* _Activity_
Every entry needs to be written out again exactly.
### Material for this task ###
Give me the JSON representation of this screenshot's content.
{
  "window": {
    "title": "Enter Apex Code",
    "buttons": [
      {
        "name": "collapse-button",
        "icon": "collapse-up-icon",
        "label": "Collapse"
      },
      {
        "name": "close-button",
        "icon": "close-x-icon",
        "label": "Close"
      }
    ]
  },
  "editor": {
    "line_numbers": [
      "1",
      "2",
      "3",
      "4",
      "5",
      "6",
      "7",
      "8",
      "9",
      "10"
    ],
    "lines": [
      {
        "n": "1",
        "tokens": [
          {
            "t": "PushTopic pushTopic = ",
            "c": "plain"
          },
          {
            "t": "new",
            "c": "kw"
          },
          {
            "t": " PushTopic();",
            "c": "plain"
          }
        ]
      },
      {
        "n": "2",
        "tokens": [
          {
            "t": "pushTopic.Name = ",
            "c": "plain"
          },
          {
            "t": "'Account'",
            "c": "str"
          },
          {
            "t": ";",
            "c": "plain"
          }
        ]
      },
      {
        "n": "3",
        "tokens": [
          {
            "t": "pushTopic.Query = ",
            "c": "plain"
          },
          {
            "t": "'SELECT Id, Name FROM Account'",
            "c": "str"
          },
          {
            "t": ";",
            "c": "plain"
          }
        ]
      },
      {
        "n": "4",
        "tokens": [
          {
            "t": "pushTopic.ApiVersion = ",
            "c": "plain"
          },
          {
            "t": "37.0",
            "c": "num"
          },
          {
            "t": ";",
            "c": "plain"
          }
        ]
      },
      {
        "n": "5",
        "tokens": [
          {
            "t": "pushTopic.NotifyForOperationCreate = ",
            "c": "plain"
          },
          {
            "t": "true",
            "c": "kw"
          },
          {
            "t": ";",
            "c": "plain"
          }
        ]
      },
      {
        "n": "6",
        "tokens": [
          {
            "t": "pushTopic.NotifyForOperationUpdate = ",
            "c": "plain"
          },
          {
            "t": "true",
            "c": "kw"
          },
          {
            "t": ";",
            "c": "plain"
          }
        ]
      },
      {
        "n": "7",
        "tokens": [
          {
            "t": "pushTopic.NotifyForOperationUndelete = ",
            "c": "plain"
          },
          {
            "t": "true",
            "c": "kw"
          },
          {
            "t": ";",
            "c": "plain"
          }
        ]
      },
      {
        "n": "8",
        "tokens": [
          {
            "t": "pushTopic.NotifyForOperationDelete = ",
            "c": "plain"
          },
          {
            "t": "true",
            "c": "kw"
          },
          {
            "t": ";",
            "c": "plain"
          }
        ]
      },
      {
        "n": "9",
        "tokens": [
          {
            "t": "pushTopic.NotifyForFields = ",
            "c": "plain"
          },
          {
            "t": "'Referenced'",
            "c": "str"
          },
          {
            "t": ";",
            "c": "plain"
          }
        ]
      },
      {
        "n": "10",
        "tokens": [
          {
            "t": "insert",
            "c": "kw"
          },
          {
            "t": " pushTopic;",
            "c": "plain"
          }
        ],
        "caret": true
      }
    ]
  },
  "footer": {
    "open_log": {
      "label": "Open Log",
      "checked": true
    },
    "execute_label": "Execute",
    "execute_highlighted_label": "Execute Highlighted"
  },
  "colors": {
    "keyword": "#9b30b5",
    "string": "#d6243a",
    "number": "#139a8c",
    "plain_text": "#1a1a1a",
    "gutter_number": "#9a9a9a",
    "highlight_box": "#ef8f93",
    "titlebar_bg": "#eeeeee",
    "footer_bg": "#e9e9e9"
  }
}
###
* _The completed task_
Give me the JSON representation of this screenshot's content.
{
  "window": {
    "title": "Enter Apex Code",
    "buttons": [
      {
        "name": "collapse-button",
        "icon": "collapse-up-icon",
        "label": "Collapse"
      },
      {
        "name": "close-button",
        "icon": "close-x-icon",
        "label": "Close"
      }
    ]
  },
  "editor": {
    "line_numbers": [
      "1",
      "2",
      "3",
      "4",
      "5",
      "6",
      "7",
      "8",
      "9",
      "10"
    ],
    "lines": [
      {
        "n": "1",
        "tokens": [
          {
            "t": "PushTopic pushTopic = ",
            "c": "plain"
          },
          {
            "t": "new",
            "c": "kw"
          },
          {
            "t": " PushTopic();",
            "c": "plain"
          }
        ]
      },
      {
        "n": "2",
        "tokens": [
          {
            "t": "pushTopic.Name = ",
            "c": "plain"
          },
          {
            "t": "'Account'",
            "c": "str"
          },
          {
            "t": ";",
            "c": "plain"
          }
        ]
      },
      {
        "n": "3",
        "tokens": [
          {
            "t": "pushTopic.Query = ",
            "c": "plain"
          },
          {
            "t": "'SELECT Id, Name FROM Account'",
            "c": "str"
          },
          {
            "t": ";",
            "c": "plain"
          }
        ]
      },
      {
        "n": "4",
        "tokens": [
          {
            "t": "pushTopic.ApiVersion = ",
            "c": "plain"
          },
          {
            "t": "37.0",
            "c": "num"
          },
          {
            "t": ";",
            "c": "plain"
          }
        ]
      },
      {
        "n": "5",
        "tokens": [
          {
            "t": "pushTopic.NotifyForOperationCreate = ",
            "c": "plain"
          },
          {
            "t": "true",
            "c": "kw"
          },
          {
            "t": ";",
            "c": "plain"
          }
        ]
      },
      {
        "n": "6",
        "tokens": [
          {
            "t": "pushTopic.NotifyForOperationUpdate = ",
            "c": "plain"
          },
          {
            "t": "true",
            "c": "kw"
          },
          {
            "t": ";",
            "c": "plain"
          }
        ]
      },
      {
        "n": "7",
        "tokens": [
          {
            "t": "pushTopic.NotifyForOperationUndelete = ",
            "c": "plain"
          },
          {
            "t": "true",
            "c": "kw"
          },
          {
            "t": ";",
            "c": "plain"
          }
        ]
      },
      {
        "n": "8",
        "tokens": [
          {
            "t": "pushTopic.NotifyForOperationDelete = ",
            "c": "plain"
          },
          {
            "t": "true",
            "c": "kw"
          },
          {
            "t": ";",
            "c": "plain"
          }
        ]
      },
      {
        "n": "9",
        "tokens": [
          {
            "t": "pushTopic.NotifyForFields = ",
            "c": "plain"
          },
          {
            "t": "'Referenced'",
            "c": "str"
          },
          {
            "t": ";",
            "c": "plain"
          }
        ]
      },
      {
        "n": "10",
        "tokens": [
          {
            "t": "insert",
            "c": "kw"
          },
          {
            "t": " pushTopic;",
            "c": "plain"
          }
        ],
        "caret": true
      }
    ]
  },
  "footer": {
    "open_log": {
      "label": "Open Log",
      "checked": true
    },
    "execute_label": "Execute",
    "execute_highlighted_label": "Execute Highlighted"
  },
  "colors": {
    "keyword": "#9b30b5",
    "string": "#d6243a",
    "number": "#139a8c",
    "plain_text": "#1a1a1a",
    "gutter_number": "#9a9a9a",
    "highlight_box": "#ef8f93",
    "titlebar_bg": "#eeeeee",
    "footer_bg": "#e9e9e9"
  }
}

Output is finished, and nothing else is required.